Records from a dataset
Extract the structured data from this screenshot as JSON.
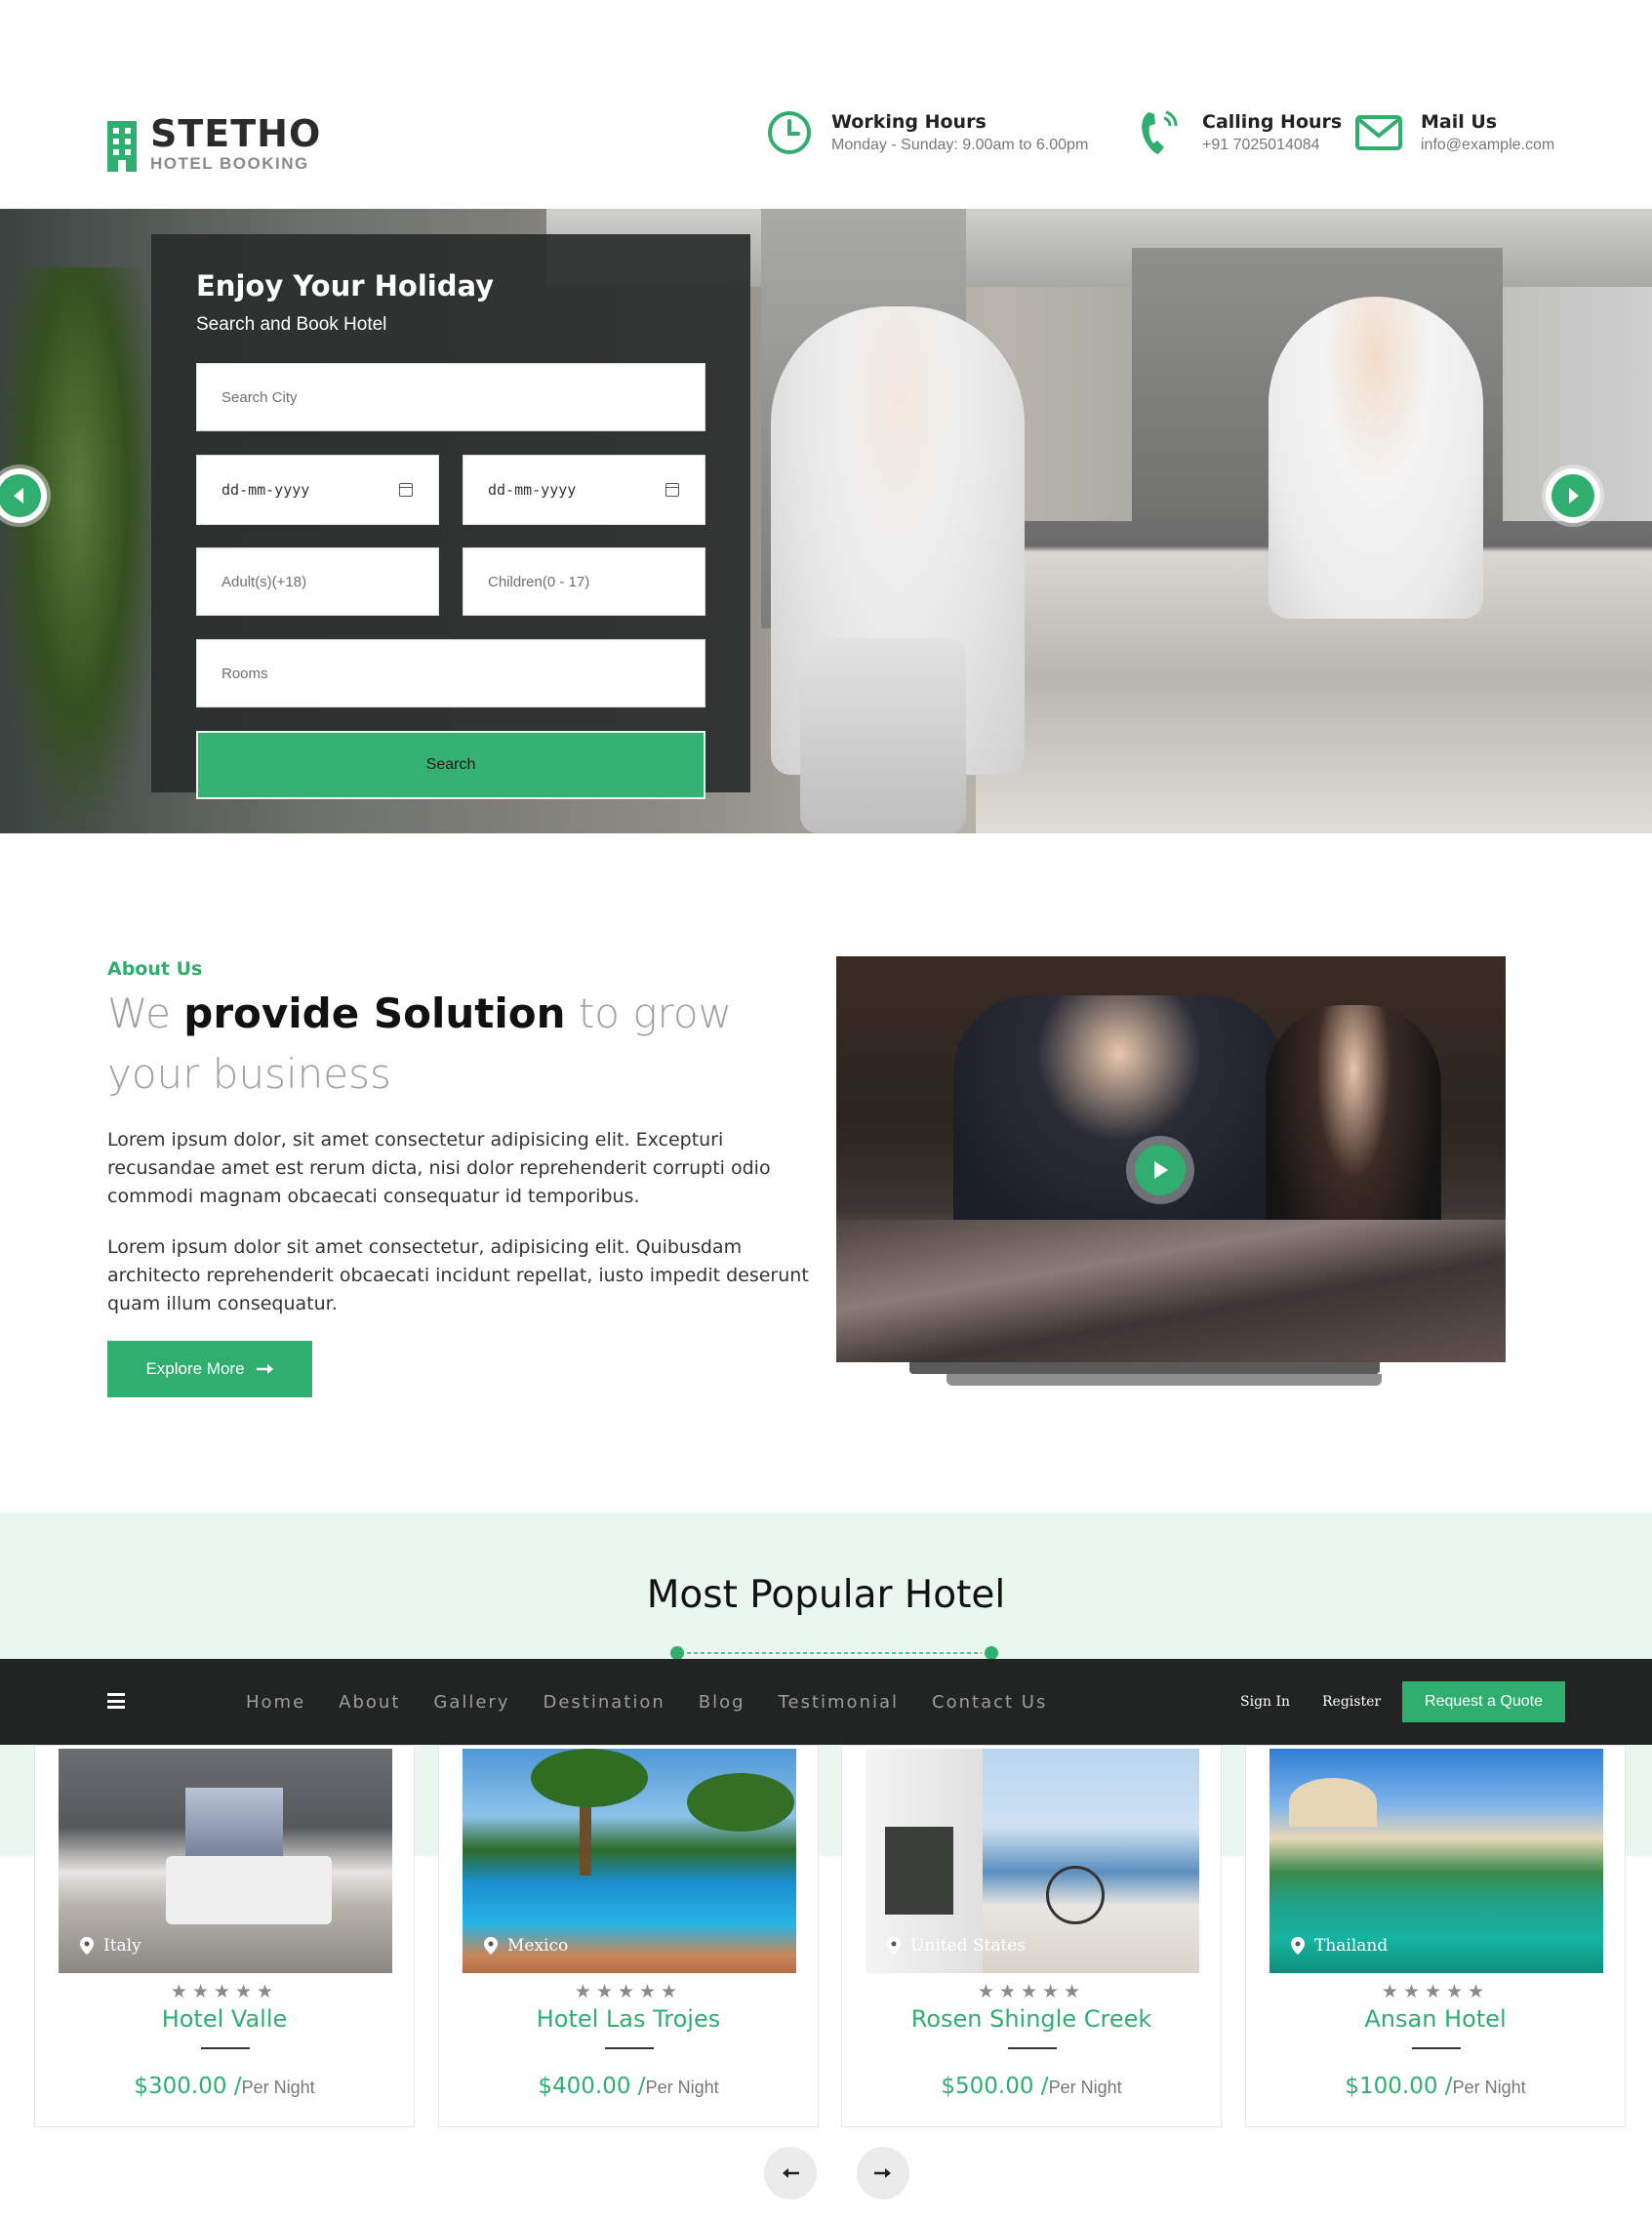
{
  "brand": {
    "name": "STETHO",
    "tagline": "HOTEL BOOKING",
    "accent": "#2fae70"
  },
  "header": {
    "working": {
      "title": "Working Hours",
      "value": "Monday - Sunday: 9.00am to 6.00pm",
      "icon": "clock-icon"
    },
    "calling": {
      "title": "Calling Hours",
      "value": "+91 7025014084",
      "icon": "phone-icon"
    },
    "mail": {
      "title": "Mail Us",
      "value": "info@example.com",
      "icon": "envelope-icon"
    }
  },
  "booking": {
    "title": "Enjoy Your Holiday",
    "subtitle": "Search and Book Hotel",
    "city_placeholder": "Search City",
    "checkin_value": "dd-mm-yyyy",
    "checkout_value": "dd-mm-yyyy",
    "adults_placeholder": "Adult(s)(+18)",
    "children_placeholder": "Children(0 - 17)",
    "rooms_placeholder": "Rooms",
    "search_label": "Search"
  },
  "about": {
    "label": "About Us",
    "heading_pre": "We ",
    "heading_bold": "provide Solution",
    "heading_post": " to grow your business",
    "para1": "Lorem ipsum dolor, sit amet consectetur adipisicing elit. Excepturi recusandae amet est rerum dicta, nisi dolor reprehenderit corrupti odio commodi magnam obcaecati consequatur id temporibus.",
    "para2": "Lorem ipsum dolor sit amet consectetur, adipisicing elit. Quibusdam architecto reprehenderit obcaecati incidunt repellat, iusto impedit deserunt quam illum consequatur.",
    "explore_label": "Explore More"
  },
  "popular": {
    "title": "Most Popular Hotel"
  },
  "nav": {
    "links": [
      "Home",
      "About",
      "Gallery",
      "Destination",
      "Blog",
      "Testimonial",
      "Contact Us"
    ],
    "signin": "Sign In",
    "register": "Register",
    "quote": "Request a Quote"
  },
  "hotels": [
    {
      "location": "Italy",
      "name": "Hotel Valle",
      "price": "$300.00",
      "unit": "Per Night",
      "stars": "★★★★★"
    },
    {
      "location": "Mexico",
      "name": "Hotel Las Trojes",
      "price": "$400.00",
      "unit": "Per Night",
      "stars": "★★★★★"
    },
    {
      "location": "United States",
      "name": "Rosen Shingle Creek",
      "price": "$500.00",
      "unit": "Per Night",
      "stars": "★★★★★"
    },
    {
      "location": "Thailand",
      "name": "Ansan Hotel",
      "price": "$100.00",
      "unit": "Per Night",
      "stars": "★★★★★"
    }
  ]
}
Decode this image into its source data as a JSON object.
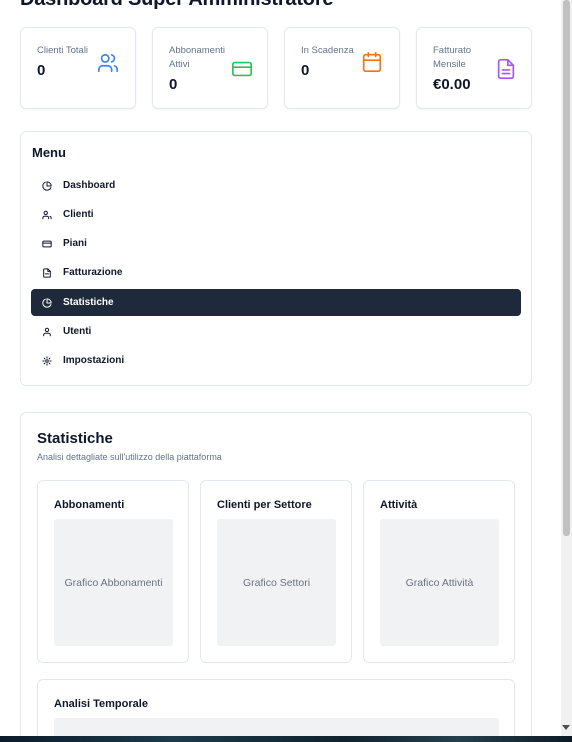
{
  "header": {
    "title": "Dashboard Super Amministratore"
  },
  "stats": [
    {
      "label": "Clienti Totali",
      "value": "0",
      "icon": "users-icon",
      "color": "#3b82f6"
    },
    {
      "label": "Abbonamenti Attivi",
      "value": "0",
      "icon": "credit-card-icon",
      "color": "#22c55e"
    },
    {
      "label": "In Scadenza",
      "value": "0",
      "icon": "calendar-icon",
      "color": "#f97316"
    },
    {
      "label": "Fatturato Mensile",
      "value": "€0.00",
      "icon": "file-text-icon",
      "color": "#a855f7"
    }
  ],
  "menu": {
    "title": "Menu",
    "active_color": "#1e293b",
    "items": [
      {
        "label": "Dashboard",
        "icon": "pie-chart-icon"
      },
      {
        "label": "Clienti",
        "icon": "users-icon"
      },
      {
        "label": "Piani",
        "icon": "credit-card-icon"
      },
      {
        "label": "Fatturazione",
        "icon": "file-text-icon"
      },
      {
        "label": "Statistiche",
        "icon": "pie-chart-icon",
        "active": true
      },
      {
        "label": "Utenti",
        "icon": "user-icon"
      },
      {
        "label": "Impostazioni",
        "icon": "gear-icon"
      }
    ]
  },
  "statistics": {
    "title": "Statistiche",
    "subtitle": "Analisi dettagliate sull'utilizzo della piattaforma",
    "charts": [
      {
        "title": "Abbonamenti",
        "placeholder": "Grafico Abbonamenti"
      },
      {
        "title": "Clienti per Settore",
        "placeholder": "Grafico Settori"
      },
      {
        "title": "Attività",
        "placeholder": "Grafico Attività"
      }
    ],
    "timeline": {
      "title": "Analisi Temporale"
    }
  }
}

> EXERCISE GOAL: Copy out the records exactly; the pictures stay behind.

> ANSWER:
Extract the structured data from this screenshot as JSON.
{
  "brand": {
    "name": "STETHO",
    "tagline": "HOTEL BOOKING",
    "accent": "#2fae70"
  },
  "header": {
    "working": {
      "title": "Working Hours",
      "value": "Monday - Sunday: 9.00am to 6.00pm",
      "icon": "clock-icon"
    },
    "calling": {
      "title": "Calling Hours",
      "value": "+91 7025014084",
      "icon": "phone-icon"
    },
    "mail": {
      "title": "Mail Us",
      "value": "info@example.com",
      "icon": "envelope-icon"
    }
  },
  "booking": {
    "title": "Enjoy Your Holiday",
    "subtitle": "Search and Book Hotel",
    "city_placeholder": "Search City",
    "checkin_value": "dd-mm-yyyy",
    "checkout_value": "dd-mm-yyyy",
    "adults_placeholder": "Adult(s)(+18)",
    "children_placeholder": "Children(0 - 17)",
    "rooms_placeholder": "Rooms",
    "search_label": "Search"
  },
  "about": {
    "label": "About Us",
    "heading_pre": "We ",
    "heading_bold": "provide Solution",
    "heading_post": " to grow your business",
    "para1": "Lorem ipsum dolor, sit amet consectetur adipisicing elit. Excepturi recusandae amet est rerum dicta, nisi dolor reprehenderit corrupti odio commodi magnam obcaecati consequatur id temporibus.",
    "para2": "Lorem ipsum dolor sit amet consectetur, adipisicing elit. Quibusdam architecto reprehenderit obcaecati incidunt repellat, iusto impedit deserunt quam illum consequatur.",
    "explore_label": "Explore More"
  },
  "popular": {
    "title": "Most Popular Hotel"
  },
  "nav": {
    "links": [
      "Home",
      "About",
      "Gallery",
      "Destination",
      "Blog",
      "Testimonial",
      "Contact Us"
    ],
    "signin": "Sign In",
    "register": "Register",
    "quote": "Request a Quote"
  },
  "hotels": [
    {
      "location": "Italy",
      "name": "Hotel Valle",
      "price": "$300.00",
      "unit": "Per Night",
      "stars": "★★★★★"
    },
    {
      "location": "Mexico",
      "name": "Hotel Las Trojes",
      "price": "$400.00",
      "unit": "Per Night",
      "stars": "★★★★★"
    },
    {
      "location": "United States",
      "name": "Rosen Shingle Creek",
      "price": "$500.00",
      "unit": "Per Night",
      "stars": "★★★★★"
    },
    {
      "location": "Thailand",
      "name": "Ansan Hotel",
      "price": "$100.00",
      "unit": "Per Night",
      "stars": "★★★★★"
    }
  ]
}
Decode this image into its source data as a JSON object.
{
  "header": {
    "title": "Dashboard Super Amministratore"
  },
  "stats": [
    {
      "label": "Clienti Totali",
      "value": "0",
      "icon": "users-icon",
      "color": "#3b82f6"
    },
    {
      "label": "Abbonamenti Attivi",
      "value": "0",
      "icon": "credit-card-icon",
      "color": "#22c55e"
    },
    {
      "label": "In Scadenza",
      "value": "0",
      "icon": "calendar-icon",
      "color": "#f97316"
    },
    {
      "label": "Fatturato Mensile",
      "value": "€0.00",
      "icon": "file-text-icon",
      "color": "#a855f7"
    }
  ],
  "menu": {
    "title": "Menu",
    "active_color": "#1e293b",
    "items": [
      {
        "label": "Dashboard",
        "icon": "pie-chart-icon"
      },
      {
        "label": "Clienti",
        "icon": "users-icon"
      },
      {
        "label": "Piani",
        "icon": "credit-card-icon"
      },
      {
        "label": "Fatturazione",
        "icon": "file-text-icon"
      },
      {
        "label": "Statistiche",
        "icon": "pie-chart-icon",
        "active": true
      },
      {
        "label": "Utenti",
        "icon": "user-icon"
      },
      {
        "label": "Impostazioni",
        "icon": "gear-icon"
      }
    ]
  },
  "statistics": {
    "title": "Statistiche",
    "subtitle": "Analisi dettagliate sull'utilizzo della piattaforma",
    "charts": [
      {
        "title": "Abbonamenti",
        "placeholder": "Grafico Abbonamenti"
      },
      {
        "title": "Clienti per Settore",
        "placeholder": "Grafico Settori"
      },
      {
        "title": "Attività",
        "placeholder": "Grafico Attività"
      }
    ],
    "timeline": {
      "title": "Analisi Temporale"
    }
  }
}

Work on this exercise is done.